The passages are informative but, once again, tell the story too plainly and without dramatic ups and downs.
The act concentrating on Lorca is more insidious. Although in a bland, matter-of-fact way, we hear the call to arms and the fate awaiting rebels in the plaintive and affecting wail of Alfredo Tejada as a soldier and leader in Franco’s brigades. The scene is ominous. Lorca is taken with a one-legged teacher and a bullfighter to a vacant warehouse where soldiers torment and bark at him but never really state his offense or how it harms the Falangist initiative. Lorca is called a poet, and a homosexual, as if they are poisonous enough as accusations to justify his murder. No rational or dangerous charge is lodged against him, the teacher, or the torero. They are simply rounded up, reviled, and scheduled without benefit of trail for death. The audience should be on tenterhooks, on the edge of their seats with worry for Lorca and revulsion for the coarse soldiers, led with military discipline by a leader portrayed well by Patrick Guetti, but as I’ve mentioned (and mentioned and mentioned), the emotion is absent from the scene.
The last act, with Xirgu faltering as she is about to make an entrance, has some lovely visuals, including the one I cited about Xirgu and Lorca, standing in death and near-death on the threshold of a paradise beautifully represented by a projection that suggests peace and the strength of healing nature.
Maria Hinojosa Montenegro sings with strength and conviction as Margarita. She wants her story known and realizes her health is failing, and the occasion of this performance of “Mariana Pineda” might be the time to tell it. She chooses to impart it to her student, Nuria, played by Sarah Shafer, who has some lovely vocal moments singing in tandem with Montenegro and on her own as Nuria.

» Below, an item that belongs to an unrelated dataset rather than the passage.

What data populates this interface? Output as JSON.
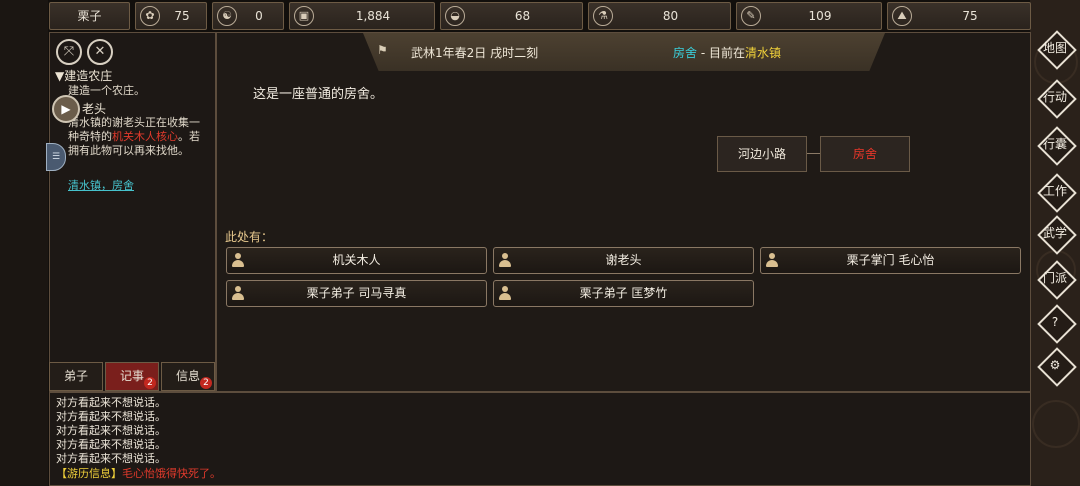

Montenegro satisfied all she is asked to do. She tried to interject emotion where she can, but the script does not support her. She can only go so far with Hwang’s spare libretto. Shafer’s voice blends well with Montenegro’s, and she is a fine audience. I keep wondering if Golijov or Hwang named their character Nuria in honor of the great Spanish actress Nuria Espert, who has carried on Xirgu’s tradition of performing in Lorca’s plays and who is mentioned in the Opera Philadelphia for “Ainadamar.” (Espert memorably performed the title role of Lorca’s “Yerma” in Philadelphia in 1972.)
Marina Pardo takes a suave, boulevardier stance as Lorca. Though he is a poet of the people and includes much traditional Spanish folklore in his plays, the Lorca we see is debonair in a perfect pin-striped suit and with perfect manners. Pardo gives him a veneer of seriousness and conveys some melancholy. Her singing is as rich as Montenegro’s and like Montenegro, her portrayal is complete to the extent Hwang will let it be. I would have liked to felt more empathy with Lorca at the time of his imminent demise. Pardo plays him a being accepting of what is about to befall him. More agitation or more challenge to Lorca’s captors would have gone a long way towards making the execution scene more affecting.
John Viscardi is handsome and testy as the bullfighter imprisoned with Lorca. Andrew Bogard manages to muster sympathy as the teacher, especially when Guetti’s soldiers knock him off of the crutch that supports him. Justine Anderson and Kelly Ann Bixby manage a lovely harmony as two young girls singing tribute to Mariana Pineda. The most bravura singing of the evening was Alfredo Tejada’s as he called troops to order and sang the message to Spain from Franco and the Falangists.
Chorus work was efficient, and the Gades dancers were magnificent.
“Ainadamar” runs through Sunday, February 16 at the Academy of Music, Broad and Locust Streets, in Philadelphia. Remaining shows are set for 7:30 p.m. Wednesday, February 12, 8 p.m. Friday, February 14, and 2:30 p.m. Sunday, February 16. Tickets can be obtained by calling 215-893-1018 or going online to www.operaphila.org.